Problem statement - Each entry must be restated exactly as it appears.
--- Input ---
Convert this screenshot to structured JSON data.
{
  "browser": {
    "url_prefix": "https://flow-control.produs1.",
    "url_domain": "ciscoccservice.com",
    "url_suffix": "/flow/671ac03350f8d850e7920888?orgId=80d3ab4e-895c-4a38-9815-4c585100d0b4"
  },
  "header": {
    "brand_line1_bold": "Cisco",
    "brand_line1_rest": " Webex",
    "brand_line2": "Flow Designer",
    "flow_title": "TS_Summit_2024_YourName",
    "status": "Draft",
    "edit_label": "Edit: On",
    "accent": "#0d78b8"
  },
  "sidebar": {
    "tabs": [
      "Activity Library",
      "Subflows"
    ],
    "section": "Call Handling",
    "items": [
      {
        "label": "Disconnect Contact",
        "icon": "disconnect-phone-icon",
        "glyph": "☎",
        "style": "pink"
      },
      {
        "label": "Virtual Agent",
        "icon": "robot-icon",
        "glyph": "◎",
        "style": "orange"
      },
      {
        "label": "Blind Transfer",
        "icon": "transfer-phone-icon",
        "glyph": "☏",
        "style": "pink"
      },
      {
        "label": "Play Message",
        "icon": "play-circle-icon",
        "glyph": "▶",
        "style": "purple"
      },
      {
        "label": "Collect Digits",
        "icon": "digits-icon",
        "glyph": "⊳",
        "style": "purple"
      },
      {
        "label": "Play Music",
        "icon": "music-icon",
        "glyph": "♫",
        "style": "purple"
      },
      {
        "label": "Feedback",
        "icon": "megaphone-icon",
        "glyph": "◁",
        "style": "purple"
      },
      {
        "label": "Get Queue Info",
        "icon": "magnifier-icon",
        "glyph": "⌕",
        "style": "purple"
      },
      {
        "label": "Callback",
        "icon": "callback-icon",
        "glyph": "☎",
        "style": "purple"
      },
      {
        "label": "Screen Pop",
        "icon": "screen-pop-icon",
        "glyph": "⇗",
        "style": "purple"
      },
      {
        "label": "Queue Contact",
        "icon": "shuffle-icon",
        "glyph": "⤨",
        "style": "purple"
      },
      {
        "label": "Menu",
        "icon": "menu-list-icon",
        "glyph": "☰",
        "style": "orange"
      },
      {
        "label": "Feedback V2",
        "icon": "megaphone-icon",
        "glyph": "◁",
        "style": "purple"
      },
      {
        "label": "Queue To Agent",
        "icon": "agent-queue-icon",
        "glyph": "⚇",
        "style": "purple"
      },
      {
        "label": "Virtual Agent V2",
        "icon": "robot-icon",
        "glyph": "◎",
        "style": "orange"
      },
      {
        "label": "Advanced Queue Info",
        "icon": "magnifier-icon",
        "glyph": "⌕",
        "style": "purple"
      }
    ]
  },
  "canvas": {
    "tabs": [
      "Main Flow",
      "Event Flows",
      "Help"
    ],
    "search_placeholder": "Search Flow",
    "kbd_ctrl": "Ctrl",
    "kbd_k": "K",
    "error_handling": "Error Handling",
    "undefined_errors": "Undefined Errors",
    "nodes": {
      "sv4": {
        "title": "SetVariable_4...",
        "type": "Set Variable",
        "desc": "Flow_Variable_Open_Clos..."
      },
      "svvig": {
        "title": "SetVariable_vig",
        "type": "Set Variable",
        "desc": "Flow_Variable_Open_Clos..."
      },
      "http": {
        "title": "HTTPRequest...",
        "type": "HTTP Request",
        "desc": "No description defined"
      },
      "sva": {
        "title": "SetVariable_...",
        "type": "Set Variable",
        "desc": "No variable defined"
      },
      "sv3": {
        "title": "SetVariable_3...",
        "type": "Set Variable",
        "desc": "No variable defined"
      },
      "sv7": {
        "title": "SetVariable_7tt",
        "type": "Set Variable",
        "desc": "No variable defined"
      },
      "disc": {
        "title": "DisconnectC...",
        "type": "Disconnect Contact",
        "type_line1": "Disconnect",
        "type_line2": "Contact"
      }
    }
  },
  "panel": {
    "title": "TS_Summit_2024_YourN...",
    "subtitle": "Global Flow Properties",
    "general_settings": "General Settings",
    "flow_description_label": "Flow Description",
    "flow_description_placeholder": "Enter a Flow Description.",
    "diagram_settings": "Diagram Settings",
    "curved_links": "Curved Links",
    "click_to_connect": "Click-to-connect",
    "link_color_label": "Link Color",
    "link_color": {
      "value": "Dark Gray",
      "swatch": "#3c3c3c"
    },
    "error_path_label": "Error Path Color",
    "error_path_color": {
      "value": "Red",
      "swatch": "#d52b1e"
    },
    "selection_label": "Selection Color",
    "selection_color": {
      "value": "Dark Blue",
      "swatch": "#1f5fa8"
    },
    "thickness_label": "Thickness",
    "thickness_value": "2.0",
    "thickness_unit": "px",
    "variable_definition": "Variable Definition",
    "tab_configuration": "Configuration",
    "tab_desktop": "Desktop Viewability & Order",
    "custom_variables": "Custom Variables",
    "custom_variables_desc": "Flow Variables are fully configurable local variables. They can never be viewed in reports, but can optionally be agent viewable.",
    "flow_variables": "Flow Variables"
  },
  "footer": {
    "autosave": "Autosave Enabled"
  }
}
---
Solution to this problem -
Convert this screenshot to structured JSON data.
{
  "browser": {
    "url_prefix": "https://flow-control.produs1.",
    "url_domain": "ciscoccservice.com",
    "url_suffix": "/flow/671ac03350f8d850e7920888?orgId=80d3ab4e-895c-4a38-9815-4c585100d0b4"
  },
  "header": {
    "brand_line1_bold": "Cisco",
    "brand_line1_rest": " Webex",
    "brand_line2": "Flow Designer",
    "flow_title": "TS_Summit_2024_YourName",
    "status": "Draft",
    "edit_label": "Edit: On",
    "accent": "#0d78b8"
  },
  "sidebar": {
    "tabs": [
      "Activity Library",
      "Subflows"
    ],
    "section": "Call Handling",
    "items": [
      {
        "label": "Disconnect Contact",
        "icon": "disconnect-phone-icon",
        "glyph": "☎",
        "style": "pink"
      },
      {
        "label": "Virtual Agent",
        "icon": "robot-icon",
        "glyph": "◎",
        "style": "orange"
      },
      {
        "label": "Blind Transfer",
        "icon": "transfer-phone-icon",
        "glyph": "☏",
        "style": "pink"
      },
      {
        "label": "Play Message",
        "icon": "play-circle-icon",
        "glyph": "▶",
        "style": "purple"
      },
      {
        "label": "Collect Digits",
        "icon": "digits-icon",
        "glyph": "⊳",
        "style": "purple"
      },
      {
        "label": "Play Music",
        "icon": "music-icon",
        "glyph": "♫",
        "style": "purple"
      },
      {
        "label": "Feedback",
        "icon": "megaphone-icon",
        "glyph": "◁",
        "style": "purple"
      },
      {
        "label": "Get Queue Info",
        "icon": "magnifier-icon",
        "glyph": "⌕",
        "style": "purple"
      },
      {
        "label": "Callback",
        "icon": "callback-icon",
        "glyph": "☎",
        "style": "purple"
      },
      {
        "label": "Screen Pop",
        "icon": "screen-pop-icon",
        "glyph": "⇗",
        "style": "purple"
      },
      {
        "label": "Queue Contact",
        "icon": "shuffle-icon",
        "glyph": "⤨",
        "style": "purple"
      },
      {
        "label": "Menu",
        "icon": "menu-list-icon",
        "glyph": "☰",
        "style": "orange"
      },
      {
        "label": "Feedback V2",
        "icon": "megaphone-icon",
        "glyph": "◁",
        "style": "purple"
      },
      {
        "label": "Queue To Agent",
        "icon": "agent-queue-icon",
        "glyph": "⚇",
        "style": "purple"
      },
      {
        "label": "Virtual Agent V2",
        "icon": "robot-icon",
        "glyph": "◎",
        "style": "orange"
      },
      {
        "label": "Advanced Queue Info",
        "icon": "magnifier-icon",
        "glyph": "⌕",
        "style": "purple"
      }
    ]
  },
  "canvas": {
    "tabs": [
      "Main Flow",
      "Event Flows",
      "Help"
    ],
    "search_placeholder": "Search Flow",
    "kbd_ctrl": "Ctrl",
    "kbd_k": "K",
    "error_handling": "Error Handling",
    "undefined_errors": "Undefined Errors",
    "nodes": {
      "sv4": {
        "title": "SetVariable_4...",
        "type": "Set Variable",
        "desc": "Flow_Variable_Open_Clos..."
      },
      "svvig": {
        "title": "SetVariable_vig",
        "type": "Set Variable",
        "desc": "Flow_Variable_Open_Clos..."
      },
      "http": {
        "title": "HTTPRequest...",
        "type": "HTTP Request",
        "desc": "No description defined"
      },
      "sva": {
        "title": "SetVariable_...",
        "type": "Set Variable",
        "desc": "No variable defined"
      },
      "sv3": {
        "title": "SetVariable_3...",
        "type": "Set Variable",
        "desc": "No variable defined"
      },
      "sv7": {
        "title": "SetVariable_7tt",
        "type": "Set Variable",
        "desc": "No variable defined"
      },
      "disc": {
        "title": "DisconnectC...",
        "type": "Disconnect Contact",
        "type_line1": "Disconnect",
        "type_line2": "Contact"
      }
    }
  },
  "panel": {
    "title": "TS_Summit_2024_YourN...",
    "subtitle": "Global Flow Properties",
    "general_settings": "General Settings",
    "flow_description_label": "Flow Description",
    "flow_description_placeholder": "Enter a Flow Description.",
    "diagram_settings": "Diagram Settings",
    "curved_links": "Curved Links",
    "click_to_connect": "Click-to-connect",
    "link_color_label": "Link Color",
    "link_color": {
      "value": "Dark Gray",
      "swatch": "#3c3c3c"
    },
    "error_path_label": "Error Path Color",
    "error_path_color": {
      "value": "Red",
      "swatch": "#d52b1e"
    },
    "selection_label": "Selection Color",
    "selection_color": {
      "value": "Dark Blue",
      "swatch": "#1f5fa8"
    },
    "thickness_label": "Thickness",
    "thickness_value": "2.0",
    "thickness_unit": "px",
    "variable_definition": "Variable Definition",
    "tab_configuration": "Configuration",
    "tab_desktop": "Desktop Viewability & Order",
    "custom_variables": "Custom Variables",
    "custom_variables_desc": "Flow Variables are fully configurable local variables. They can never be viewed in reports, but can optionally be agent viewable.",
    "flow_variables": "Flow Variables"
  },
  "footer": {
    "autosave": "Autosave Enabled"
  }
}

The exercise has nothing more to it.